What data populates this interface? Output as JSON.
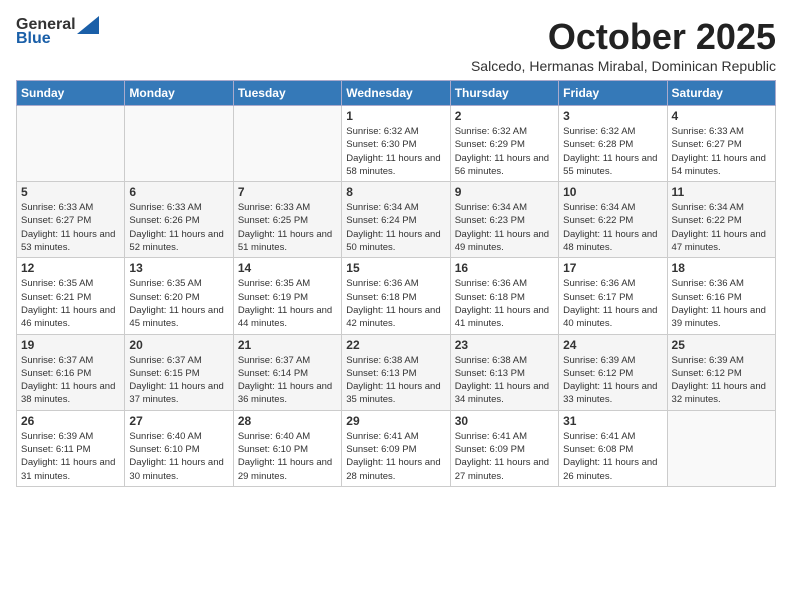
{
  "header": {
    "logo_top": "General",
    "logo_bottom": "Blue",
    "month": "October 2025",
    "location": "Salcedo, Hermanas Mirabal, Dominican Republic"
  },
  "days_of_week": [
    "Sunday",
    "Monday",
    "Tuesday",
    "Wednesday",
    "Thursday",
    "Friday",
    "Saturday"
  ],
  "weeks": [
    [
      {
        "day": "",
        "sunrise": "",
        "sunset": "",
        "daylight": ""
      },
      {
        "day": "",
        "sunrise": "",
        "sunset": "",
        "daylight": ""
      },
      {
        "day": "",
        "sunrise": "",
        "sunset": "",
        "daylight": ""
      },
      {
        "day": "1",
        "sunrise": "Sunrise: 6:32 AM",
        "sunset": "Sunset: 6:30 PM",
        "daylight": "Daylight: 11 hours and 58 minutes."
      },
      {
        "day": "2",
        "sunrise": "Sunrise: 6:32 AM",
        "sunset": "Sunset: 6:29 PM",
        "daylight": "Daylight: 11 hours and 56 minutes."
      },
      {
        "day": "3",
        "sunrise": "Sunrise: 6:32 AM",
        "sunset": "Sunset: 6:28 PM",
        "daylight": "Daylight: 11 hours and 55 minutes."
      },
      {
        "day": "4",
        "sunrise": "Sunrise: 6:33 AM",
        "sunset": "Sunset: 6:27 PM",
        "daylight": "Daylight: 11 hours and 54 minutes."
      }
    ],
    [
      {
        "day": "5",
        "sunrise": "Sunrise: 6:33 AM",
        "sunset": "Sunset: 6:27 PM",
        "daylight": "Daylight: 11 hours and 53 minutes."
      },
      {
        "day": "6",
        "sunrise": "Sunrise: 6:33 AM",
        "sunset": "Sunset: 6:26 PM",
        "daylight": "Daylight: 11 hours and 52 minutes."
      },
      {
        "day": "7",
        "sunrise": "Sunrise: 6:33 AM",
        "sunset": "Sunset: 6:25 PM",
        "daylight": "Daylight: 11 hours and 51 minutes."
      },
      {
        "day": "8",
        "sunrise": "Sunrise: 6:34 AM",
        "sunset": "Sunset: 6:24 PM",
        "daylight": "Daylight: 11 hours and 50 minutes."
      },
      {
        "day": "9",
        "sunrise": "Sunrise: 6:34 AM",
        "sunset": "Sunset: 6:23 PM",
        "daylight": "Daylight: 11 hours and 49 minutes."
      },
      {
        "day": "10",
        "sunrise": "Sunrise: 6:34 AM",
        "sunset": "Sunset: 6:22 PM",
        "daylight": "Daylight: 11 hours and 48 minutes."
      },
      {
        "day": "11",
        "sunrise": "Sunrise: 6:34 AM",
        "sunset": "Sunset: 6:22 PM",
        "daylight": "Daylight: 11 hours and 47 minutes."
      }
    ],
    [
      {
        "day": "12",
        "sunrise": "Sunrise: 6:35 AM",
        "sunset": "Sunset: 6:21 PM",
        "daylight": "Daylight: 11 hours and 46 minutes."
      },
      {
        "day": "13",
        "sunrise": "Sunrise: 6:35 AM",
        "sunset": "Sunset: 6:20 PM",
        "daylight": "Daylight: 11 hours and 45 minutes."
      },
      {
        "day": "14",
        "sunrise": "Sunrise: 6:35 AM",
        "sunset": "Sunset: 6:19 PM",
        "daylight": "Daylight: 11 hours and 44 minutes."
      },
      {
        "day": "15",
        "sunrise": "Sunrise: 6:36 AM",
        "sunset": "Sunset: 6:18 PM",
        "daylight": "Daylight: 11 hours and 42 minutes."
      },
      {
        "day": "16",
        "sunrise": "Sunrise: 6:36 AM",
        "sunset": "Sunset: 6:18 PM",
        "daylight": "Daylight: 11 hours and 41 minutes."
      },
      {
        "day": "17",
        "sunrise": "Sunrise: 6:36 AM",
        "sunset": "Sunset: 6:17 PM",
        "daylight": "Daylight: 11 hours and 40 minutes."
      },
      {
        "day": "18",
        "sunrise": "Sunrise: 6:36 AM",
        "sunset": "Sunset: 6:16 PM",
        "daylight": "Daylight: 11 hours and 39 minutes."
      }
    ],
    [
      {
        "day": "19",
        "sunrise": "Sunrise: 6:37 AM",
        "sunset": "Sunset: 6:16 PM",
        "daylight": "Daylight: 11 hours and 38 minutes."
      },
      {
        "day": "20",
        "sunrise": "Sunrise: 6:37 AM",
        "sunset": "Sunset: 6:15 PM",
        "daylight": "Daylight: 11 hours and 37 minutes."
      },
      {
        "day": "21",
        "sunrise": "Sunrise: 6:37 AM",
        "sunset": "Sunset: 6:14 PM",
        "daylight": "Daylight: 11 hours and 36 minutes."
      },
      {
        "day": "22",
        "sunrise": "Sunrise: 6:38 AM",
        "sunset": "Sunset: 6:13 PM",
        "daylight": "Daylight: 11 hours and 35 minutes."
      },
      {
        "day": "23",
        "sunrise": "Sunrise: 6:38 AM",
        "sunset": "Sunset: 6:13 PM",
        "daylight": "Daylight: 11 hours and 34 minutes."
      },
      {
        "day": "24",
        "sunrise": "Sunrise: 6:39 AM",
        "sunset": "Sunset: 6:12 PM",
        "daylight": "Daylight: 11 hours and 33 minutes."
      },
      {
        "day": "25",
        "sunrise": "Sunrise: 6:39 AM",
        "sunset": "Sunset: 6:12 PM",
        "daylight": "Daylight: 11 hours and 32 minutes."
      }
    ],
    [
      {
        "day": "26",
        "sunrise": "Sunrise: 6:39 AM",
        "sunset": "Sunset: 6:11 PM",
        "daylight": "Daylight: 11 hours and 31 minutes."
      },
      {
        "day": "27",
        "sunrise": "Sunrise: 6:40 AM",
        "sunset": "Sunset: 6:10 PM",
        "daylight": "Daylight: 11 hours and 30 minutes."
      },
      {
        "day": "28",
        "sunrise": "Sunrise: 6:40 AM",
        "sunset": "Sunset: 6:10 PM",
        "daylight": "Daylight: 11 hours and 29 minutes."
      },
      {
        "day": "29",
        "sunrise": "Sunrise: 6:41 AM",
        "sunset": "Sunset: 6:09 PM",
        "daylight": "Daylight: 11 hours and 28 minutes."
      },
      {
        "day": "30",
        "sunrise": "Sunrise: 6:41 AM",
        "sunset": "Sunset: 6:09 PM",
        "daylight": "Daylight: 11 hours and 27 minutes."
      },
      {
        "day": "31",
        "sunrise": "Sunrise: 6:41 AM",
        "sunset": "Sunset: 6:08 PM",
        "daylight": "Daylight: 11 hours and 26 minutes."
      },
      {
        "day": "",
        "sunrise": "",
        "sunset": "",
        "daylight": ""
      }
    ]
  ]
}
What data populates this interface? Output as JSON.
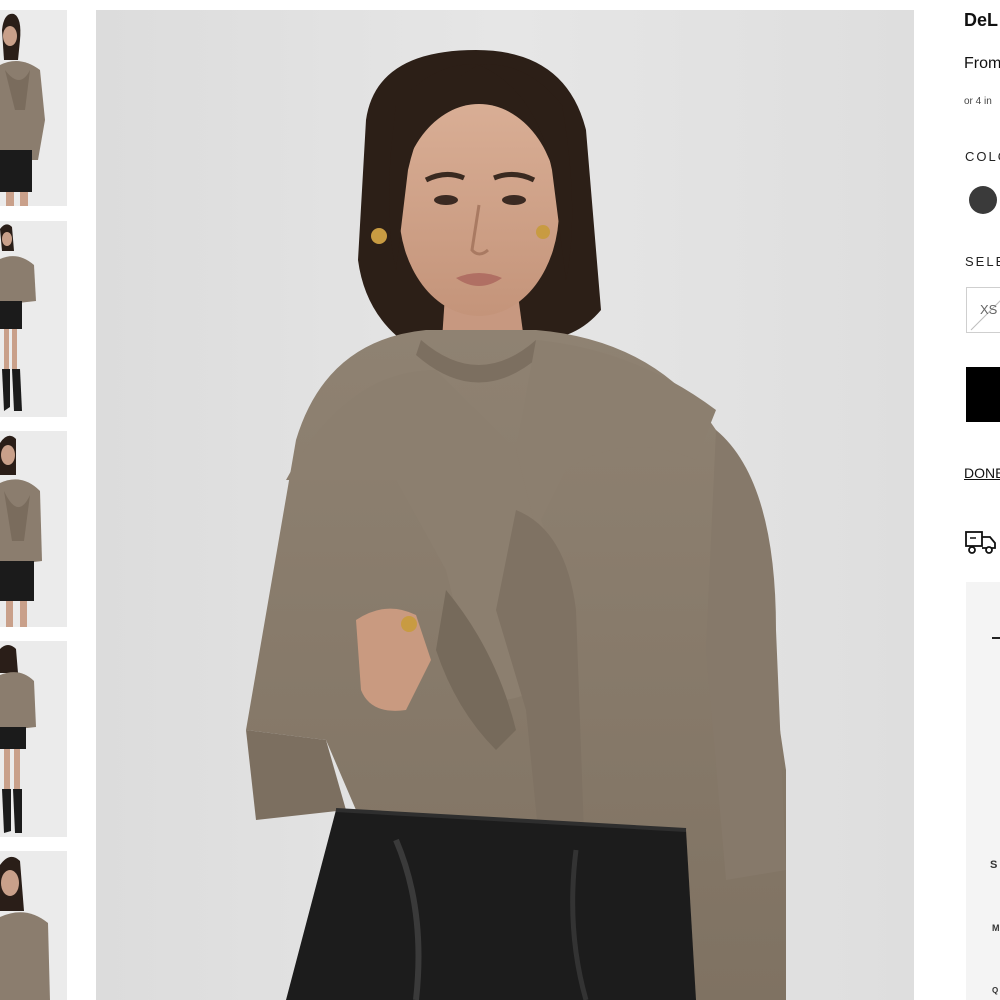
{
  "product": {
    "title": "DeL",
    "price": "From",
    "installments": "or 4 in"
  },
  "options": {
    "color_label": "COLO",
    "color_swatch": "#3a3a3a",
    "size_label": "SELE",
    "size_option": "XS"
  },
  "actions": {
    "add_to_bag_color": "#000000",
    "link_text": "DONE"
  },
  "promo": {
    "s_text": "S",
    "m_text": "M",
    "q_text": "Q"
  },
  "thumbnails": [
    {
      "icon": "product-thumbnail"
    },
    {
      "icon": "product-thumbnail"
    },
    {
      "icon": "product-thumbnail"
    },
    {
      "icon": "product-thumbnail"
    },
    {
      "icon": "product-thumbnail"
    }
  ]
}
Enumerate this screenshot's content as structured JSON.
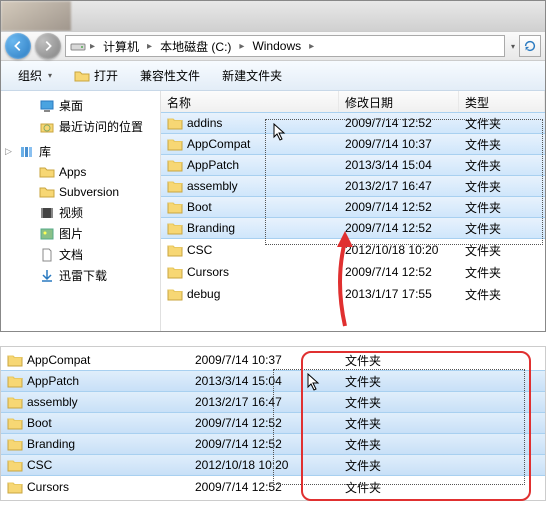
{
  "breadcrumb": {
    "root": "计算机",
    "parts": [
      "本地磁盘 (C:)",
      "Windows"
    ]
  },
  "toolbar": {
    "organize": "组织",
    "open": "打开",
    "compat": "兼容性文件",
    "newfolder": "新建文件夹"
  },
  "sidebar": {
    "desktop": "桌面",
    "recent": "最近访问的位置",
    "lib": "库",
    "apps": "Apps",
    "svn": "Subversion",
    "video": "视频",
    "pic": "图片",
    "doc": "文档",
    "xunlei": "迅雷下载"
  },
  "columns": {
    "name": "名称",
    "date": "修改日期",
    "type": "类型"
  },
  "type_folder": "文件夹",
  "rows1": [
    {
      "n": "addins",
      "d": "2009/7/14 12:52",
      "sel": true
    },
    {
      "n": "AppCompat",
      "d": "2009/7/14 10:37",
      "sel": true
    },
    {
      "n": "AppPatch",
      "d": "2013/3/14 15:04",
      "sel": true
    },
    {
      "n": "assembly",
      "d": "2013/2/17 16:47",
      "sel": true
    },
    {
      "n": "Boot",
      "d": "2009/7/14 12:52",
      "sel": true
    },
    {
      "n": "Branding",
      "d": "2009/7/14 12:52",
      "sel": true
    },
    {
      "n": "CSC",
      "d": "2012/10/18 10:20",
      "sel": false
    },
    {
      "n": "Cursors",
      "d": "2009/7/14 12:52",
      "sel": false
    },
    {
      "n": "debug",
      "d": "2013/1/17 17:55",
      "sel": false
    }
  ],
  "rows2": [
    {
      "n": "AppCompat",
      "d": "2009/7/14 10:37",
      "sel": false
    },
    {
      "n": "AppPatch",
      "d": "2013/3/14 15:04",
      "sel": true
    },
    {
      "n": "assembly",
      "d": "2013/2/17 16:47",
      "sel": true
    },
    {
      "n": "Boot",
      "d": "2009/7/14 12:52",
      "sel": true
    },
    {
      "n": "Branding",
      "d": "2009/7/14 12:52",
      "sel": true
    },
    {
      "n": "CSC",
      "d": "2012/10/18 10:20",
      "sel": true
    },
    {
      "n": "Cursors",
      "d": "2009/7/14 12:52",
      "sel": false
    }
  ]
}
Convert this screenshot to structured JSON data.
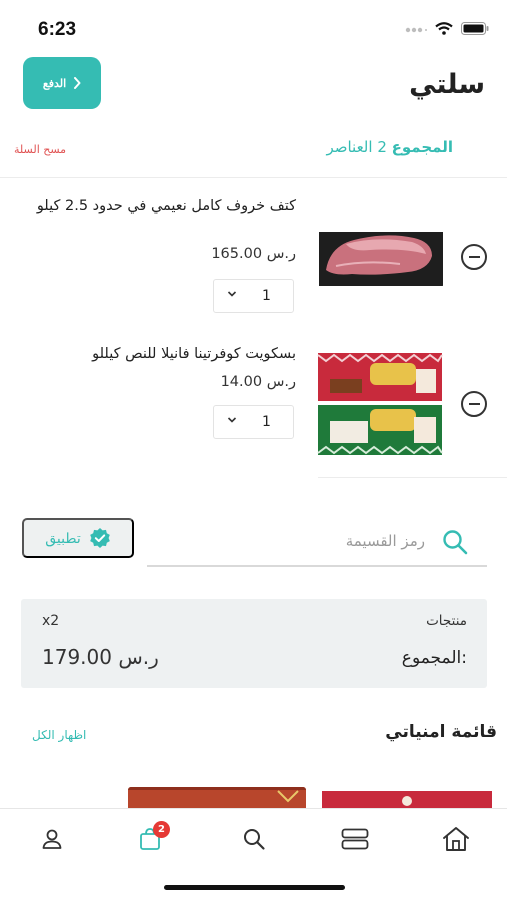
{
  "status_bar": {
    "time": "6:23"
  },
  "header": {
    "title": "سلتي",
    "pay_label": "الدفع"
  },
  "summary": {
    "total_label": "المجموع",
    "count_text": "2 العناصر",
    "clear_label": "مسح السلة"
  },
  "cart": {
    "items": [
      {
        "name": "كتف خروف كامل نعيمي في حدود 2.5 كيلو",
        "price": "165.00",
        "currency": "ر.س",
        "quantity": "1"
      },
      {
        "name": "بسكويت كوفرتينا فانيلا للنص كيللو",
        "price": "14.00",
        "currency": "ر.س",
        "quantity": "1"
      }
    ]
  },
  "coupon": {
    "placeholder": "رمز القسيمة",
    "apply_label": "تطبيق"
  },
  "totals": {
    "products_label": "منتجات",
    "products_count": "x2",
    "sum_label": "المجموع:",
    "sum_value": "179.00",
    "currency": "ر.س"
  },
  "wishlist": {
    "title": "قائمة امنياتي",
    "show_all": "اظهار الكل"
  },
  "tab_bar": {
    "cart_badge": "2"
  },
  "colors": {
    "accent": "#35bcb3",
    "danger": "#e05252",
    "badge": "#e53935",
    "card_bg": "#eef1f2"
  },
  "icons": [
    "signal-icon",
    "wifi-icon",
    "battery-icon",
    "chevron-left-icon",
    "minus-circle-icon",
    "chevron-down-icon",
    "search-icon",
    "verified-check-icon",
    "user-icon",
    "shopping-bag-icon",
    "categories-icon",
    "home-icon"
  ]
}
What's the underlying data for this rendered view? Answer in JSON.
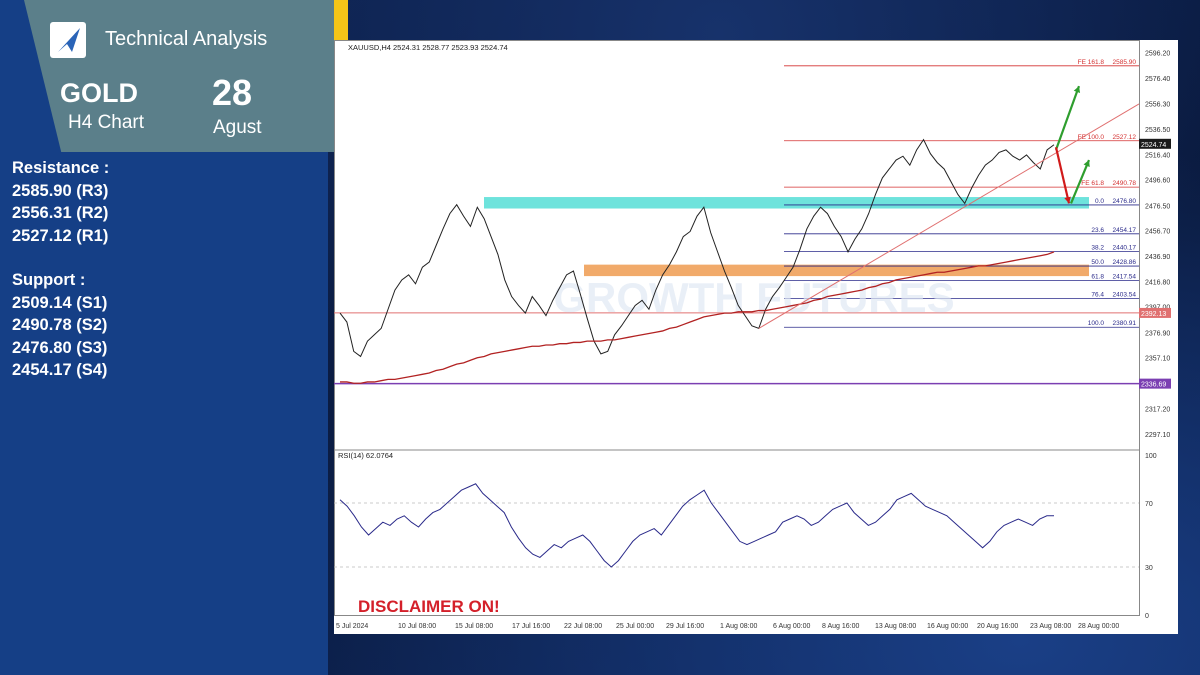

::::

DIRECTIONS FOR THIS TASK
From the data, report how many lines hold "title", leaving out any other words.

FINAL ANSWER
3